Rasmussen clearly is delighted to have his longtime friend teaching a first-time course: creative nonfiction. Additionally, Trachtenberg's wife, author Mary Gaitskill, is teaching a creative fiction class. It is the first time the English program has sponsored two writers-in-residence at once, Rasmussen says.
Trachtenberg says the performance has two parts, both of which are explorations between God and suffering.
"Its about how we reconcile the idea of an all-powerful, righteous God with suffering, especially the suffering of the innocent," Trachtenberg explains, noting the biblical story of Job exemplifies the theme. "My way of approaching it as part sermon and part standup comedy routine.
"The story of Job expresses the original horror and incomprehension people feel when something bad happens to someone who doesn't seem to deserve it. The performance awakens the initial sense of outrage and wonder, and examines the traditional answers out there. But it doesn't offer an answer."
While the humor of Job is "dubious," he says, Trachtenberg notes humor is "based on suffering or hostility." He says he uses improvisation, riffing and projected animations in the performance - if the tech personnel and he can configure the animations portion.
Says Rasmussen of the performance, "Few of us at the College have seen anything like the fierce and funny performance of Peter's monologue on the Book of Job. For audiences in New York and elsewhere, this performance piece has been a mesmerizing experience, and it will be a special treat to have it take place in the informal, intimate setting of our college's coffeehouse.
"I would urge both students and folks from the community to come and share in this unique opportunity to see a New York performance artist at the very top of his game."
Trachtenberg first performed "Though He Slay Me Yet Will I Trust In Him: A Meditation on Job" for a "night of artists doing sermons on an angry and cruel God." The piece was commissioned, and as he contemplated what he would do, Trachtenberg found himself inspired by the story of Job, with its powerful, beautiful poetry, he says. He also liked the immediacy of the story of Job.
"Much of the Bible tells us what happened long ago in the past, such as Genesis and Exodus," Trachtenberg explains. "Or it tells about what will happen, such as Revelations. Job is still happening. It's set in an unspecified time, and it's not sent in the timeline of the Bible's narratives.
"To me, Job corresponds most closely to the way the world seems to work."
Trachtenberg has been performing more than 10 years.
"I had written for a long time," he notes, adding wryly, "I probably just wanted attention."
On a serious note, Trachtenberg says there always seemed to be a divide between the way he wrote and way he spoke. He wanted to find a way to weave the two together, and saw performance as an appealing option.
"Performance is a way of being out there in the world," Trachtenberg explains. "There are certain things you do in a performance that you can't do in text."
Already well known for his writing
Trachtenberg already was well known for his text. The Washington Post has described Trachtenberg as "a genuine American Dostoevsky." He is the author of "Seven Tattoos: A Memoir in the Flesh," which has an intriguing story behind it.

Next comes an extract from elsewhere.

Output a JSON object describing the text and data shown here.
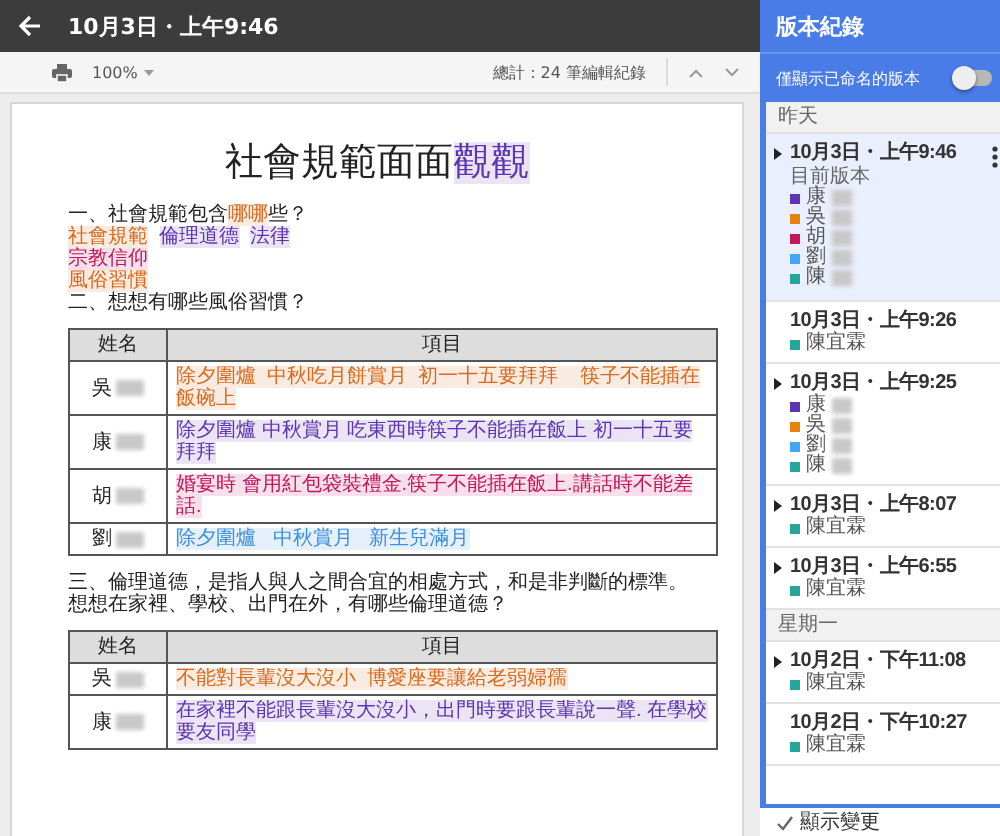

"I didn't think the story of my life was inherently interesting," he says, adding that while the tattoos were the inspiration for the memoir, the book is not about being tattooed. "So I wrote a memoir structured around the seven tattoos I had at the time. I have more now.

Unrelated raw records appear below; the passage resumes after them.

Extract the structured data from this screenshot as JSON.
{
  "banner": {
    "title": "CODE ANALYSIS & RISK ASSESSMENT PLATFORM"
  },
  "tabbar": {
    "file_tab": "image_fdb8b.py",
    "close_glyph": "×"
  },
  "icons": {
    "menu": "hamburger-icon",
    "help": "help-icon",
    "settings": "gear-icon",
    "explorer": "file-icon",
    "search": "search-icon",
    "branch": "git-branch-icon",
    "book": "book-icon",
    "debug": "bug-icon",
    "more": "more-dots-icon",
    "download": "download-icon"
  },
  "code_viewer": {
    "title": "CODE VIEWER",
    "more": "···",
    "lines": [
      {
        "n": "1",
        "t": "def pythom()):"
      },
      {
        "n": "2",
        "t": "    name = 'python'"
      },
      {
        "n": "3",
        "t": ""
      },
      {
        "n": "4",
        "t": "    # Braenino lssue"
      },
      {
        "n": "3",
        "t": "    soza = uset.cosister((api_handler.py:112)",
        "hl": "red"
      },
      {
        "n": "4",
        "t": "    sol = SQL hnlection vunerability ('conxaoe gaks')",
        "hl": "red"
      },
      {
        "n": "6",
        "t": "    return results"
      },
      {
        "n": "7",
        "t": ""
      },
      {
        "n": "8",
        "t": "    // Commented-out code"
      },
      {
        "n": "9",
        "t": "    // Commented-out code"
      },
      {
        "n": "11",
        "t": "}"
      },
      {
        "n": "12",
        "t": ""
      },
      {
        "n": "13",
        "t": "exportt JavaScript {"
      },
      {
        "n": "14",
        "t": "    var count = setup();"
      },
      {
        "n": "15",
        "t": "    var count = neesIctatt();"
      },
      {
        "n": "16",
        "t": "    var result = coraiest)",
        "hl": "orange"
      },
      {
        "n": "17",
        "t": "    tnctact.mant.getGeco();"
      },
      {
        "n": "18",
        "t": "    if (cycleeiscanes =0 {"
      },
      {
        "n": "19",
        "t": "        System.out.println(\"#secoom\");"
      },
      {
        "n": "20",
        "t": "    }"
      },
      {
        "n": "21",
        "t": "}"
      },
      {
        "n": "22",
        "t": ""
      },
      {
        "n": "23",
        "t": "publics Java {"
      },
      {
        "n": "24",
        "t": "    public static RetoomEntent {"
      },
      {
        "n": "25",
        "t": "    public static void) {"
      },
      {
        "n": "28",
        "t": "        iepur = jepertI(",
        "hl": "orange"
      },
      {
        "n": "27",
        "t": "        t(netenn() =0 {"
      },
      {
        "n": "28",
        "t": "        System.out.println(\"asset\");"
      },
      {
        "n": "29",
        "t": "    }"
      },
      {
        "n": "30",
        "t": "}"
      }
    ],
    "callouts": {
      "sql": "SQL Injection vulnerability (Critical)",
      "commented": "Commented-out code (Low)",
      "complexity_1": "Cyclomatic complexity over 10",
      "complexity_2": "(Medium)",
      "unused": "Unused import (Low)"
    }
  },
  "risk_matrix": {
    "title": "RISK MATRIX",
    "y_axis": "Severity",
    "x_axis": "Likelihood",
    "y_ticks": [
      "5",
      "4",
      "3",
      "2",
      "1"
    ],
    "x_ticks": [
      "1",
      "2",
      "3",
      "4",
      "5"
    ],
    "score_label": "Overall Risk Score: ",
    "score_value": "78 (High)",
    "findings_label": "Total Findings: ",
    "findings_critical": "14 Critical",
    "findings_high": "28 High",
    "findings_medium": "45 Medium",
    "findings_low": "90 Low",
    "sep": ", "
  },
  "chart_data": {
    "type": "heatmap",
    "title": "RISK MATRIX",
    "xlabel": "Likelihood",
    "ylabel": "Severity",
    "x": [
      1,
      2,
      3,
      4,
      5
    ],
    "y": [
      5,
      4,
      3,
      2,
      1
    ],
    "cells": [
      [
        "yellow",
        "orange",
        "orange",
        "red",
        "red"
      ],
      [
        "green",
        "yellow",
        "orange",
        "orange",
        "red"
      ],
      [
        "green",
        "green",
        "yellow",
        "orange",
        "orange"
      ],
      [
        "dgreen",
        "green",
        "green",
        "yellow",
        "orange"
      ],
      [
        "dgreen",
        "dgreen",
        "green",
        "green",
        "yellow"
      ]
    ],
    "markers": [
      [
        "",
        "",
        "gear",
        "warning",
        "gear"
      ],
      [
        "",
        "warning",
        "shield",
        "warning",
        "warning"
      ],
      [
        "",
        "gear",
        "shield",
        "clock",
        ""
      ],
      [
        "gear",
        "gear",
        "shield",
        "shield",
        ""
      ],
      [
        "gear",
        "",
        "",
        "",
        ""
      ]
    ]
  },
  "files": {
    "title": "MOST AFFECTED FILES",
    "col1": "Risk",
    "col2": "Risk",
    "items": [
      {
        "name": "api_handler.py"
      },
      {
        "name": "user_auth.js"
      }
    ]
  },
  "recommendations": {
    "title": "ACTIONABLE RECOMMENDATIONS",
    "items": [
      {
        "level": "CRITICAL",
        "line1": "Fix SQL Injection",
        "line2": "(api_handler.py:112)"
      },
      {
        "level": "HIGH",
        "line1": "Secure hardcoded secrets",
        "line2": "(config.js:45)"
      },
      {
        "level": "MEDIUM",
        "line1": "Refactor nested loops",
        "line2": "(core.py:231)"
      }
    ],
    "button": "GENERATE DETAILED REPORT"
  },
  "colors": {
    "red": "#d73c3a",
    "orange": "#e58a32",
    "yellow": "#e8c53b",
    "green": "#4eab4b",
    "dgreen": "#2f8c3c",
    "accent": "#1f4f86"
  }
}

"Each tattoo represented a theme, and I wrote about episodes from my life that represented the theme."